YOUR GOAL: Could you restate every record below word for word?

RECORDS FOR THIS TASK:

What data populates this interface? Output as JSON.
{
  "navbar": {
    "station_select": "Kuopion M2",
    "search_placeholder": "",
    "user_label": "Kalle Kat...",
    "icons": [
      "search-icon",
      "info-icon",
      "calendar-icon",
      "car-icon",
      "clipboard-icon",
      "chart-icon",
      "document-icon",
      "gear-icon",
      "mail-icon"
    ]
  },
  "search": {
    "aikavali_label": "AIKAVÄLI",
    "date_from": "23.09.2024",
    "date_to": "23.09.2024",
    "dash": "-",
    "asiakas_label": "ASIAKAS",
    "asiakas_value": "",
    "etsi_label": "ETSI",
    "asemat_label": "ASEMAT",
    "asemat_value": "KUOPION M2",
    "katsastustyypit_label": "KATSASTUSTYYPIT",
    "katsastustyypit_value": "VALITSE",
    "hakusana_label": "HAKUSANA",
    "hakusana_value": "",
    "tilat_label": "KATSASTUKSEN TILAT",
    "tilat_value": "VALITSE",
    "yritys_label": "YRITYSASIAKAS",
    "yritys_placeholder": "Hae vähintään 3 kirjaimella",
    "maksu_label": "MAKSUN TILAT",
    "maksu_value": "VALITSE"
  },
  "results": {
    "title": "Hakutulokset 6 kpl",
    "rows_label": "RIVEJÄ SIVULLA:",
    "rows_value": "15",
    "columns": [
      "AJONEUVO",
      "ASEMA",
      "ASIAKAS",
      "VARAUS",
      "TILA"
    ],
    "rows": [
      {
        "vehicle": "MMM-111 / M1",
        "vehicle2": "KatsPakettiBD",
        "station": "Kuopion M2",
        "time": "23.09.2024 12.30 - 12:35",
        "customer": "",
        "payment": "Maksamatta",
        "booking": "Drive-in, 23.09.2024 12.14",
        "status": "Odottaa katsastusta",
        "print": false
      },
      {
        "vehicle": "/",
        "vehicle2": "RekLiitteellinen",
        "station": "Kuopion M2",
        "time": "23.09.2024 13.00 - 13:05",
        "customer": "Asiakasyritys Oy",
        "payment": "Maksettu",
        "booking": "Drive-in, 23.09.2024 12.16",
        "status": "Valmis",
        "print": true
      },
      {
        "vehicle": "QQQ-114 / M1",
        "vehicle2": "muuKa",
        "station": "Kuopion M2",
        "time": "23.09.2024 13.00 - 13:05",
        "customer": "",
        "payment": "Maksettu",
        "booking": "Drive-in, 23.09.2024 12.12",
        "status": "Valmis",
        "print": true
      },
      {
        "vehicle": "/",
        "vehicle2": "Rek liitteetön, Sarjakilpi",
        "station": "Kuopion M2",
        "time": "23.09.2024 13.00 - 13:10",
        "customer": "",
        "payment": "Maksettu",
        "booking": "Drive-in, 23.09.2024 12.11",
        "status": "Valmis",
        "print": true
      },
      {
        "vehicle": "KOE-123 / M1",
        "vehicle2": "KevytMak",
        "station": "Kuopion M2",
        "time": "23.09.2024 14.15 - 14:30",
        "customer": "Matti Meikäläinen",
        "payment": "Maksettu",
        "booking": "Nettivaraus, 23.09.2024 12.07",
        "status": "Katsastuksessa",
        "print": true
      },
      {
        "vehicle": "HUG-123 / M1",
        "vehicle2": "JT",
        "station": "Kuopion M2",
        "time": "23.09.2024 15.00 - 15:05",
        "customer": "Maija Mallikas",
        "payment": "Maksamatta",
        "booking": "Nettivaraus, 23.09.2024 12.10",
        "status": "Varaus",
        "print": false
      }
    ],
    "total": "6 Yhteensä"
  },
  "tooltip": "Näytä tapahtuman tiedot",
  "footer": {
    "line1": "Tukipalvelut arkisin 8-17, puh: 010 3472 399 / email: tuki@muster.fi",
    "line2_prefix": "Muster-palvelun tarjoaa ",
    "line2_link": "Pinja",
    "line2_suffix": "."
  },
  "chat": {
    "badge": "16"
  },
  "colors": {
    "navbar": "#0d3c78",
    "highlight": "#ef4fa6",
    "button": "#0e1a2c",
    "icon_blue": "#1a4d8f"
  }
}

RESULT OF THIS TASK:
What data populates this interface? Output as JSON.
{
  "navbar": {
    "station_select": "Kuopion M2",
    "search_placeholder": "",
    "user_label": "Kalle Kat...",
    "icons": [
      "search-icon",
      "info-icon",
      "calendar-icon",
      "car-icon",
      "clipboard-icon",
      "chart-icon",
      "document-icon",
      "gear-icon",
      "mail-icon"
    ]
  },
  "search": {
    "aikavali_label": "AIKAVÄLI",
    "date_from": "23.09.2024",
    "date_to": "23.09.2024",
    "dash": "-",
    "asiakas_label": "ASIAKAS",
    "asiakas_value": "",
    "etsi_label": "ETSI",
    "asemat_label": "ASEMAT",
    "asemat_value": "KUOPION M2",
    "katsastustyypit_label": "KATSASTUSTYYPIT",
    "katsastustyypit_value": "VALITSE",
    "hakusana_label": "HAKUSANA",
    "hakusana_value": "",
    "tilat_label": "KATSASTUKSEN TILAT",
    "tilat_value": "VALITSE",
    "yritys_label": "YRITYSASIAKAS",
    "yritys_placeholder": "Hae vähintään 3 kirjaimella",
    "maksu_label": "MAKSUN TILAT",
    "maksu_value": "VALITSE"
  },
  "results": {
    "title": "Hakutulokset 6 kpl",
    "rows_label": "RIVEJÄ SIVULLA:",
    "rows_value": "15",
    "columns": [
      "AJONEUVO",
      "ASEMA",
      "ASIAKAS",
      "VARAUS",
      "TILA"
    ],
    "rows": [
      {
        "vehicle": "MMM-111 / M1",
        "vehicle2": "KatsPakettiBD",
        "station": "Kuopion M2",
        "time": "23.09.2024 12.30 - 12:35",
        "customer": "",
        "payment": "Maksamatta",
        "booking": "Drive-in, 23.09.2024 12.14",
        "status": "Odottaa katsastusta",
        "print": false
      },
      {
        "vehicle": "/",
        "vehicle2": "RekLiitteellinen",
        "station": "Kuopion M2",
        "time": "23.09.2024 13.00 - 13:05",
        "customer": "Asiakasyritys Oy",
        "payment": "Maksettu",
        "booking": "Drive-in, 23.09.2024 12.16",
        "status": "Valmis",
        "print": true
      },
      {
        "vehicle": "QQQ-114 / M1",
        "vehicle2": "muuKa",
        "station": "Kuopion M2",
        "time": "23.09.2024 13.00 - 13:05",
        "customer": "",
        "payment": "Maksettu",
        "booking": "Drive-in, 23.09.2024 12.12",
        "status": "Valmis",
        "print": true
      },
      {
        "vehicle": "/",
        "vehicle2": "Rek liitteetön, Sarjakilpi",
        "station": "Kuopion M2",
        "time": "23.09.2024 13.00 - 13:10",
        "customer": "",
        "payment": "Maksettu",
        "booking": "Drive-in, 23.09.2024 12.11",
        "status": "Valmis",
        "print": true
      },
      {
        "vehicle": "KOE-123 / M1",
        "vehicle2": "KevytMak",
        "station": "Kuopion M2",
        "time": "23.09.2024 14.15 - 14:30",
        "customer": "Matti Meikäläinen",
        "payment": "Maksettu",
        "booking": "Nettivaraus, 23.09.2024 12.07",
        "status": "Katsastuksessa",
        "print": true
      },
      {
        "vehicle": "HUG-123 / M1",
        "vehicle2": "JT",
        "station": "Kuopion M2",
        "time": "23.09.2024 15.00 - 15:05",
        "customer": "Maija Mallikas",
        "payment": "Maksamatta",
        "booking": "Nettivaraus, 23.09.2024 12.10",
        "status": "Varaus",
        "print": false
      }
    ],
    "total": "6 Yhteensä"
  },
  "tooltip": "Näytä tapahtuman tiedot",
  "footer": {
    "line1": "Tukipalvelut arkisin 8-17, puh: 010 3472 399 / email: tuki@muster.fi",
    "line2_prefix": "Muster-palvelun tarjoaa ",
    "line2_link": "Pinja",
    "line2_suffix": "."
  },
  "chat": {
    "badge": "16"
  },
  "colors": {
    "navbar": "#0d3c78",
    "highlight": "#ef4fa6",
    "button": "#0e1a2c",
    "icon_blue": "#1a4d8f"
  }
}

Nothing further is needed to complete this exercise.